[Entries from a dataset of interfaces]
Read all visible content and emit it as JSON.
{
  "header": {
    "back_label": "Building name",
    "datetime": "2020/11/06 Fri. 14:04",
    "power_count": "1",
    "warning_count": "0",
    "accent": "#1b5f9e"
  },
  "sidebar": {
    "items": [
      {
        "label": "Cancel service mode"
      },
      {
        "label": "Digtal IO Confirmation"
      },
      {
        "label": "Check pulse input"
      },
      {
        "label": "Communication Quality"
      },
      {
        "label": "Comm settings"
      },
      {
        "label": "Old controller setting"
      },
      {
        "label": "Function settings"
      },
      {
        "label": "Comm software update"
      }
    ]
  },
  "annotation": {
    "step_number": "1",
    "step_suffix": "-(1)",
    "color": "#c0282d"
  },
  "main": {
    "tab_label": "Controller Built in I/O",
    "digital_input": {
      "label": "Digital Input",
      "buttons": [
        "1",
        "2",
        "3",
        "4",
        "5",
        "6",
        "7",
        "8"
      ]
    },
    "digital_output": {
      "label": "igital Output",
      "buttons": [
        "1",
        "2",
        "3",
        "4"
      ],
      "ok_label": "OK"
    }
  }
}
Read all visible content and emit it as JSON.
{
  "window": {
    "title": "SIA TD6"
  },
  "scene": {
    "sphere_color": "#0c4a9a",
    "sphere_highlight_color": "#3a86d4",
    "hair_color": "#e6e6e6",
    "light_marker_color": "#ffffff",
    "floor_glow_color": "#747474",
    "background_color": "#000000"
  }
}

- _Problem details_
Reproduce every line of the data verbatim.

- _Answer to this problem_
Read all visible content and emit it as JSON.
{
  "header": {
    "back_label": "Building name",
    "datetime": "2020/11/06 Fri. 14:04",
    "power_count": "1",
    "warning_count": "0",
    "accent": "#1b5f9e"
  },
  "sidebar": {
    "items": [
      {
        "label": "Cancel service mode"
      },
      {
        "label": "Digtal IO Confirmation"
      },
      {
        "label": "Check pulse input"
      },
      {
        "label": "Communication Quality"
      },
      {
        "label": "Comm settings"
      },
      {
        "label": "Old controller setting"
      },
      {
        "label": "Function settings"
      },
      {
        "label": "Comm software update"
      }
    ]
  },
  "annotation": {
    "step_number": "1",
    "step_suffix": "-(1)",
    "color": "#c0282d"
  },
  "main": {
    "tab_label": "Controller Built in I/O",
    "digital_input": {
      "label": "Digital Input",
      "buttons": [
        "1",
        "2",
        "3",
        "4",
        "5",
        "6",
        "7",
        "8"
      ]
    },
    "digital_output": {
      "label": "igital Output",
      "buttons": [
        "1",
        "2",
        "3",
        "4"
      ],
      "ok_label": "OK"
    }
  }
}
Read all visible content and emit it as JSON.
{
  "window": {
    "title": "SIA TD6"
  },
  "scene": {
    "sphere_color": "#0c4a9a",
    "sphere_highlight_color": "#3a86d4",
    "hair_color": "#e6e6e6",
    "light_marker_color": "#ffffff",
    "floor_glow_color": "#747474",
    "background_color": "#000000"
  }
}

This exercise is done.